Problem to work on. Give all the records again, with no alterations.

Excerpted records section start

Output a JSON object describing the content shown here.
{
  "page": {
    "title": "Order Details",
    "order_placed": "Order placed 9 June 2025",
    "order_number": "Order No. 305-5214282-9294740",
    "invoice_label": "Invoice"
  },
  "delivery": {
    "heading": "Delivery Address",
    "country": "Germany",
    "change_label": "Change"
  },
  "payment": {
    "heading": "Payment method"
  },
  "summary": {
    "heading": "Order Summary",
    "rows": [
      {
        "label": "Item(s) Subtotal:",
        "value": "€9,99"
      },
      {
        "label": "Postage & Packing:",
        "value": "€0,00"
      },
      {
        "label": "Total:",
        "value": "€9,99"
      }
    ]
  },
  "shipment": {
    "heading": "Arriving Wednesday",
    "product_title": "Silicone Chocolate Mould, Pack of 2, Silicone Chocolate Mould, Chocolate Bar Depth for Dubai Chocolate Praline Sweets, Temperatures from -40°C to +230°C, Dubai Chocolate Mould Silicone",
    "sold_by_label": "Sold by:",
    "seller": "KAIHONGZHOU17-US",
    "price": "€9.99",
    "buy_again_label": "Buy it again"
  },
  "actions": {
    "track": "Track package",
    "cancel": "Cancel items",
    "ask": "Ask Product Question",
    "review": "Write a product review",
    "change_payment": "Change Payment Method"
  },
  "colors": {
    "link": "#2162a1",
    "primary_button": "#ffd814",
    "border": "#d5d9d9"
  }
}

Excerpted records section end

Result.
Output a JSON object describing the content shown here.
{
  "page": {
    "title": "Order Details",
    "order_placed": "Order placed 9 June 2025",
    "order_number": "Order No. 305-5214282-9294740",
    "invoice_label": "Invoice"
  },
  "delivery": {
    "heading": "Delivery Address",
    "country": "Germany",
    "change_label": "Change"
  },
  "payment": {
    "heading": "Payment method"
  },
  "summary": {
    "heading": "Order Summary",
    "rows": [
      {
        "label": "Item(s) Subtotal:",
        "value": "€9,99"
      },
      {
        "label": "Postage & Packing:",
        "value": "€0,00"
      },
      {
        "label": "Total:",
        "value": "€9,99"
      }
    ]
  },
  "shipment": {
    "heading": "Arriving Wednesday",
    "product_title": "Silicone Chocolate Mould, Pack of 2, Silicone Chocolate Mould, Chocolate Bar Depth for Dubai Chocolate Praline Sweets, Temperatures from -40°C to +230°C, Dubai Chocolate Mould Silicone",
    "sold_by_label": "Sold by:",
    "seller": "KAIHONGZHOU17-US",
    "price": "€9.99",
    "buy_again_label": "Buy it again"
  },
  "actions": {
    "track": "Track package",
    "cancel": "Cancel items",
    "ask": "Ask Product Question",
    "review": "Write a product review",
    "change_payment": "Change Payment Method"
  },
  "colors": {
    "link": "#2162a1",
    "primary_button": "#ffd814",
    "border": "#d5d9d9"
  }
}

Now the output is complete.